Today is my wife’s birthday. To celebrate we went to our local cinema in Cornwall last night to watch the live stream of the Royal Opera House production of Madama Butterfly. Here’s the notice on their website:
Antonio Pappano and Renato Balsadonna conduct two great casts led by Ermonela Jaho and Ana María Martínez in Moshe Leiser and Patrice Caurier’s production of Puccini’s deeply poignant opera.
Ermonela Jaho was breathtaking in the title role. Her singing was sublime, as was her acting. As the interviews before the show and during the interval showed, she managed to convey through her voice as well as her acting the growth and developing maturity in her character.
I’d forgotten that Cio-Cio San (Butterfly) is only 15 when she’s married to the caddish Benjamin Franklin Pinkerton as part of the deal to buy a 999-year lease on a house in Nagasaki. He seems to do this on a whim, as he passes through the port on his navy battleship. What a selfish swine he is! His remorse at the end is dastardly.
Elizabeth DeShong as Butterfly’s maid, Suzuki, was particularly touching in portraying her devotion to her young mistress.
He’s captivated by the girl’s radiant beauty and trusting innocence. There’s a slightly creepy edge to his character, given how young the girl is, and the wedding night scene is slightly unsettling as Butterfly lies passively on the floor at his feet as he salaciously unbuttons his tunic. This production never lapses into sentimentality: it’s hard-hitting and honest.

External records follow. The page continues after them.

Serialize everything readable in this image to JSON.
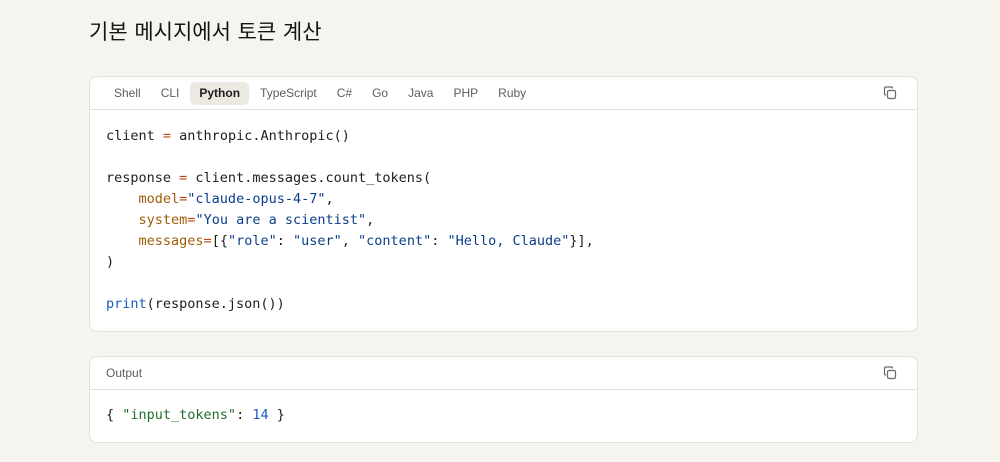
{
  "page": {
    "title": "기본 메시지에서 토큰 계산"
  },
  "code_panel": {
    "tabs": [
      {
        "label": "Shell",
        "active": false
      },
      {
        "label": "CLI",
        "active": false
      },
      {
        "label": "Python",
        "active": true
      },
      {
        "label": "TypeScript",
        "active": false
      },
      {
        "label": "C#",
        "active": false
      },
      {
        "label": "Go",
        "active": false
      },
      {
        "label": "Java",
        "active": false
      },
      {
        "label": "PHP",
        "active": false
      },
      {
        "label": "Ruby",
        "active": false
      }
    ],
    "copy_icon": "copy-icon",
    "code": {
      "l1_a": "client ",
      "l1_op": "=",
      "l1_b": " anthropic.Anthropic()",
      "l3_a": "response ",
      "l3_op": "=",
      "l3_b": " client.messages.count_tokens(",
      "l4_indent": "    ",
      "l4_kw": "model",
      "l4_eq": "=",
      "l4_str": "\"claude-opus-4-7\"",
      "l4_end": ",",
      "l5_indent": "    ",
      "l5_kw": "system",
      "l5_eq": "=",
      "l5_str": "\"You are a scientist\"",
      "l5_end": ",",
      "l6_indent": "    ",
      "l6_kw": "messages",
      "l6_eq": "=",
      "l6_open": "[{",
      "l6_s1": "\"role\"",
      "l6_c1": ": ",
      "l6_s2": "\"user\"",
      "l6_c2": ", ",
      "l6_s3": "\"content\"",
      "l6_c3": ": ",
      "l6_s4": "\"Hello, Claude\"",
      "l6_close": "}],",
      "l7": ")",
      "l9_fn": "print",
      "l9_rest": "(response.json())"
    }
  },
  "output_panel": {
    "label": "Output",
    "copy_icon": "copy-icon",
    "output": {
      "open": "{ ",
      "key": "\"input_tokens\"",
      "colon": ": ",
      "value": "14",
      "close": " }"
    }
  },
  "colors": {
    "background": "#f5f4ef",
    "panel": "#ffffff",
    "border": "#e3e1da",
    "operator": "#c2410c",
    "keyword": "#a15c05",
    "string": "#0b3e8a",
    "function": "#1d5bbf",
    "output_string": "#1f6f2a"
  }
}
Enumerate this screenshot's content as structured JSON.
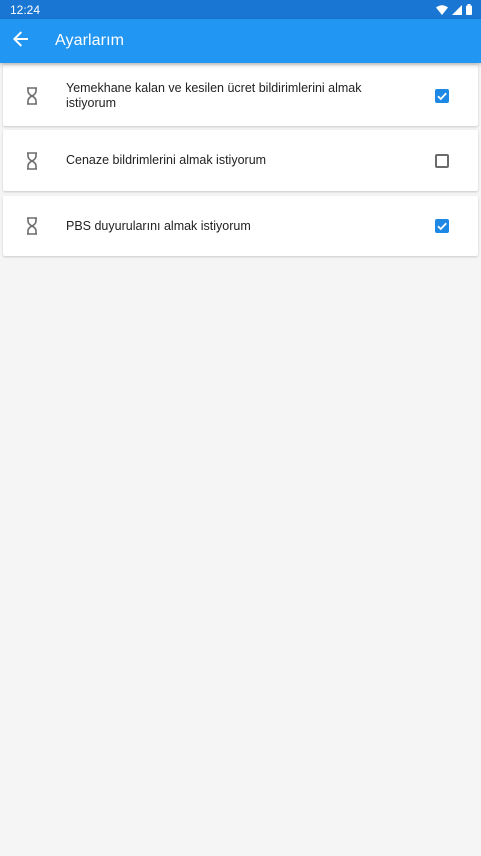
{
  "status_bar": {
    "time": "12:24",
    "icons": [
      "wifi-icon",
      "cell-signal-icon",
      "battery-icon"
    ]
  },
  "app_bar": {
    "title": "Ayarlarım",
    "back_icon": "arrow-back-icon"
  },
  "settings": [
    {
      "icon": "hourglass-icon",
      "label": "Yemekhane kalan ve kesilen ücret bildirimlerini almak istiyorum",
      "checked": true
    },
    {
      "icon": "hourglass-icon",
      "label": "Cenaze bildrimlerini almak istiyorum",
      "checked": false
    },
    {
      "icon": "hourglass-icon",
      "label": "PBS duyurularını almak istiyorum",
      "checked": true
    }
  ],
  "colors": {
    "status_bar": "#1976d2",
    "app_bar": "#2196f3",
    "checkbox_checked": "#1e88e5",
    "background": "#f5f5f5"
  }
}
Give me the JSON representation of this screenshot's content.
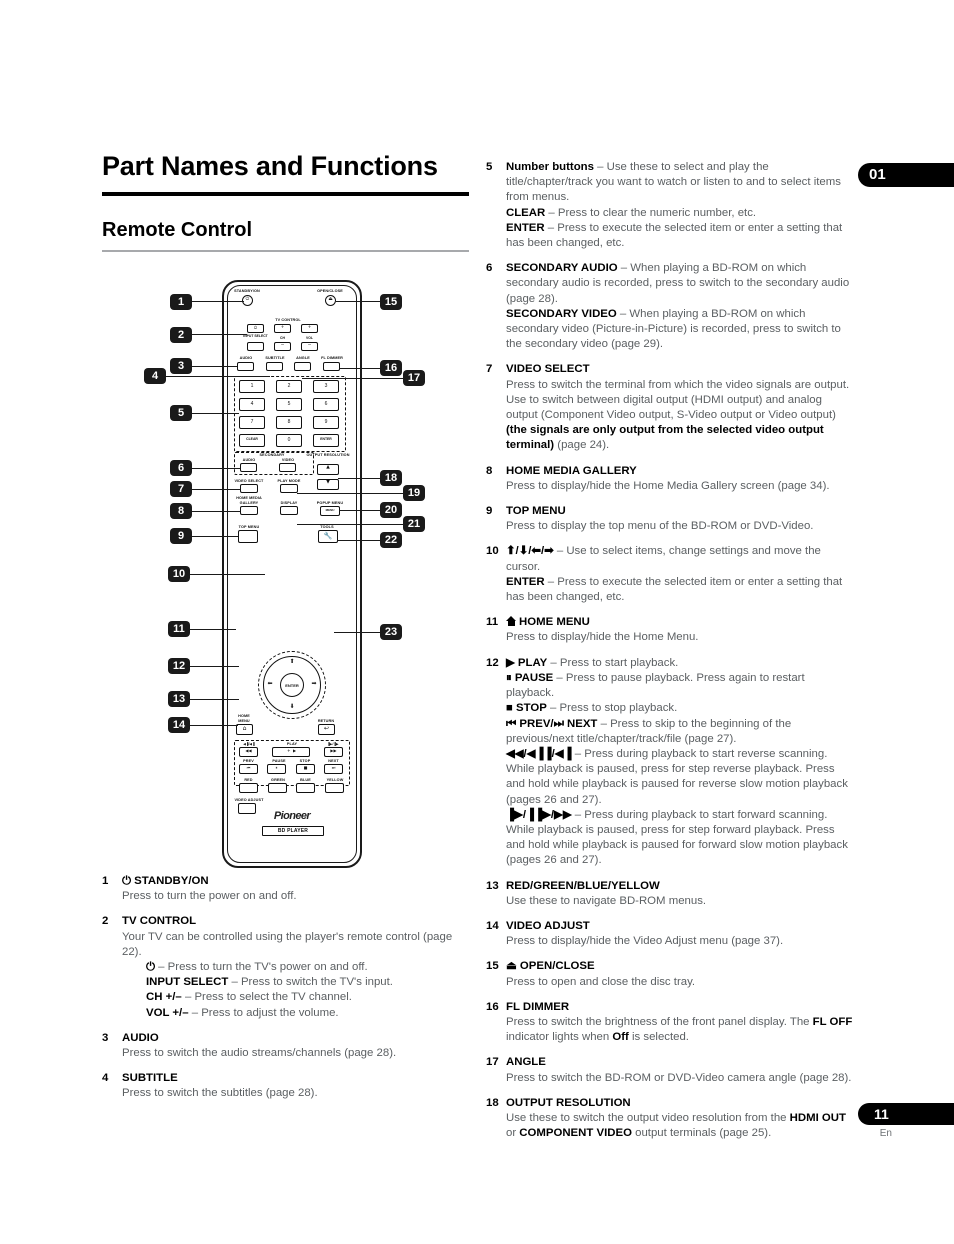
{
  "page_title": "Part Names and Functions",
  "section_title": "Remote Control",
  "chapter_badge": "01",
  "page_number": "11",
  "page_language": "En",
  "left_column": [
    {
      "num": "1",
      "head": "⏻ STANDBY/ON",
      "lines": [
        {
          "text": "Press to turn the power on and off."
        }
      ]
    },
    {
      "num": "2",
      "head": "TV CONTROL",
      "lines": [
        {
          "text": "Your TV can be controlled using the player's remote control (page 22)."
        },
        {
          "indent": true,
          "gap": true,
          "bold": "⏻",
          "text": " – Press to turn the TV's power on and off."
        },
        {
          "indent": true,
          "gap": true,
          "bold": "INPUT SELECT",
          "text": " – Press to switch the TV's input."
        },
        {
          "indent": true,
          "gap": true,
          "bold": "CH +/–",
          "text": " – Press to select the TV channel."
        },
        {
          "indent": true,
          "gap": true,
          "bold": "VOL +/–",
          "text": " – Press to adjust the volume."
        }
      ]
    },
    {
      "num": "3",
      "head": "AUDIO",
      "lines": [
        {
          "text": "Press to switch the audio streams/channels (page 28)."
        }
      ]
    },
    {
      "num": "4",
      "head": "SUBTITLE",
      "lines": [
        {
          "text": "Press to switch the subtitles (page 28)."
        }
      ]
    }
  ],
  "right_column": [
    {
      "num": "5",
      "inline_head": "Number buttons",
      "lines": [
        {
          "bold": "Number buttons",
          "text": " – Use these to select and play the title/chapter/track you want to watch or listen to and to select items from menus."
        },
        {
          "bold": "CLEAR",
          "text": " – Press to clear the numeric number, etc."
        },
        {
          "bold": "ENTER",
          "gap": true,
          "text": " – Press to execute the selected item or enter a setting that has been changed, etc."
        }
      ]
    },
    {
      "num": "6",
      "inline_head": "SECONDARY AUDIO",
      "lines": [
        {
          "bold": "SECONDARY AUDIO",
          "text": " – When playing a BD-ROM on which secondary audio is recorded, press to switch to the secondary audio (page 28)."
        },
        {
          "bold": "SECONDARY VIDEO",
          "text": " – When playing a BD-ROM on which secondary video (Picture-in-Picture) is recorded, press to switch to the secondary video (page 29)."
        }
      ]
    },
    {
      "num": "7",
      "head": "VIDEO SELECT",
      "lines": [
        {
          "text": "Press to switch the terminal from which the video signals are output. Use to switch between digital output (HDMI output) and analog output (Component Video output, S-Video output or Video output) ",
          "bold_after": "(the signals are only output from the selected video output terminal)",
          "tail": " (page 24)."
        }
      ]
    },
    {
      "num": "8",
      "head": "HOME MEDIA GALLERY",
      "lines": [
        {
          "text": "Press to display/hide the Home Media Gallery screen (page 34)."
        }
      ]
    },
    {
      "num": "9",
      "head": "TOP MENU",
      "lines": [
        {
          "text": "Press to display the top menu of the BD-ROM or DVD-Video."
        }
      ]
    },
    {
      "num": "10",
      "inline_head": "⬆/⬇/⬅/➡",
      "lines": [
        {
          "bold": "⬆/⬇/⬅/➡",
          "text": " – Use to select items, change settings and move the cursor."
        },
        {
          "bold": "ENTER",
          "text": " – Press to execute the selected item or enter a setting that has been changed, etc."
        }
      ]
    },
    {
      "num": "11",
      "head": "HOME MENU",
      "home_icon": true,
      "lines": [
        {
          "text": "Press to display/hide the Home Menu."
        }
      ]
    },
    {
      "num": "12",
      "inline_head": "▶ PLAY",
      "lines": [
        {
          "bold": "▶ PLAY",
          "text": " – Press to start playback."
        },
        {
          "bold": "⏸ PAUSE",
          "text": " – Press to pause playback. Press again to restart playback."
        },
        {
          "bold": "■ STOP",
          "gap": true,
          "text": " – Press to stop playback."
        },
        {
          "bold": "⏮ PREV/⏭ NEXT",
          "gap": true,
          "text": " – Press to skip to the beginning of the previous/next title/chapter/track/file (page 27)."
        },
        {
          "bold": "◀◀/◀▐▐/◀▐",
          "gap": true,
          "text": " – Press during playback to start reverse scanning. While playback is paused, press for step reverse playback. Press and hold while playback is paused for reverse slow motion playback (pages 26 and 27)."
        },
        {
          "bold": "▐▶/▐▐▶/▶▶",
          "gap": true,
          "text": " – Press during playback to start forward scanning. While playback is paused, press for step forward playback. Press and hold while playback is paused for forward slow motion playback (pages 26 and 27)."
        }
      ]
    },
    {
      "num": "13",
      "head": "RED/GREEN/BLUE/YELLOW",
      "lines": [
        {
          "text": "Use these to navigate BD-ROM menus."
        }
      ]
    },
    {
      "num": "14",
      "head": "VIDEO ADJUST",
      "lines": [
        {
          "text": "Press to display/hide the Video Adjust menu (page 37)."
        }
      ]
    },
    {
      "num": "15",
      "head": "⏏ OPEN/CLOSE",
      "lines": [
        {
          "text": "Press to open and close the disc tray."
        }
      ]
    },
    {
      "num": "16",
      "head": "FL DIMMER",
      "lines": [
        {
          "text": "Press to switch the brightness of the front panel display. The ",
          "bold_after": "FL OFF",
          "tail": " indicator lights when ",
          "bold_after2": "Off",
          "tail2": " is selected."
        }
      ]
    },
    {
      "num": "17",
      "head": "ANGLE",
      "lines": [
        {
          "text": "Press to switch the BD-ROM or DVD-Video camera angle (page 28)."
        }
      ]
    },
    {
      "num": "18",
      "head": "OUTPUT RESOLUTION",
      "lines": [
        {
          "text": "Use these to switch the output video resolution from the ",
          "bold_after": "HDMI OUT",
          "tail": " or ",
          "bold_after2": "COMPONENT VIDEO",
          "tail2": " output terminals (page 25)."
        }
      ]
    }
  ],
  "remote": {
    "brand": "Pioneer",
    "brand_sub": "BD PLAYER",
    "labels": {
      "standby_on": "STANDBY/ON",
      "open_close": "OPEN/CLOSE",
      "tv_control": "TV CONTROL",
      "input_select": "INPUT SELECT",
      "ch": "CH",
      "vol": "VOL",
      "audio": "AUDIO",
      "subtitle": "SUBTITLE",
      "angle": "ANGLE",
      "fl_dimmer": "FL DIMMER",
      "clear": "CLEAR",
      "enter": "ENTER",
      "secondary": "SECONDARY",
      "sec_audio": "AUDIO",
      "sec_video": "VIDEO",
      "output_resolution": "OUTPUT RESOLUTION",
      "video_select": "VIDEO SELECT",
      "play_mode": "PLAY MODE",
      "home_media_gallery_1": "HOME MEDIA",
      "home_media_gallery_2": "GALLERY",
      "display": "DISPLAY",
      "popup_menu": "POPUP MENU",
      "menu_btn": "MENU",
      "top_menu": "TOP MENU",
      "tools": "TOOLS",
      "home_menu_1": "HOME",
      "home_menu_2": "MENU",
      "return": "RETURN",
      "enter_pad": "ENTER",
      "play": "PLAY",
      "prev": "PREV",
      "pause": "PAUSE",
      "stop": "STOP",
      "next": "NEXT",
      "scan_rev": "◀▐/◀▐",
      "scan_fwd": "▐▶/▐▶",
      "red": "RED",
      "green": "GREEN",
      "blue": "BLUE",
      "yellow": "YELLOW",
      "video_adjust": "VIDEO ADJUST"
    },
    "keypad": [
      "1",
      "2",
      "3",
      "4",
      "5",
      "6",
      "7",
      "8",
      "9"
    ],
    "zero": "0"
  },
  "callouts_left": [
    "1",
    "2",
    "3",
    "4",
    "5",
    "6",
    "7",
    "8",
    "9",
    "10",
    "11",
    "12",
    "13",
    "14"
  ],
  "callouts_right": [
    "15",
    "16",
    "17",
    "18",
    "19",
    "20",
    "21",
    "22",
    "23"
  ]
}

Some of his words take on a chilling significance in this new era of American politics when he brags about Americans’ view of themselves as having a god-given right to do what they like where they like with whom they like.
The story is simple and heartbreaking, and I’d defy anyone to sit through this magnificent production dry-eyed. The set is beautiful, the musicians, direction and singing spine-tingling. Even the lighting and costumes play an important part in the experience. Although the immediacy of a live performance is diminished by watching it on a screen, there’s a benefit derived from the clever film director’s use of well-prepared close-ups or choice of frame to enhance the story-telling and spectacle.
Butterfly’s big arias in the final third are particularly thrilling, and Ms Jaho sings and acts them with total conviction and passion. This is by far the best production of the opera I’ve seen – better even than the excellent Berlin Deutsche Oper performance we saw one Christmas a few years ago (when the Humming Song became my wife’s favourite part of the piece – maybe mine, too.)
If you get a chance to see one of these ROH live stream performances – they play all over the world – I’d urge you to do so. There’s a link HERE to their searchable schedule.
Living in the far SW of England as I do, it’s not often I get the chance to go to London for a theatrical performance of this calibre. This is definitely almost as good. Here’s the schedule of future productions, taken from the ROH website (like the lovely poster image; hope I”m not breaking copyright by reproducing it here.)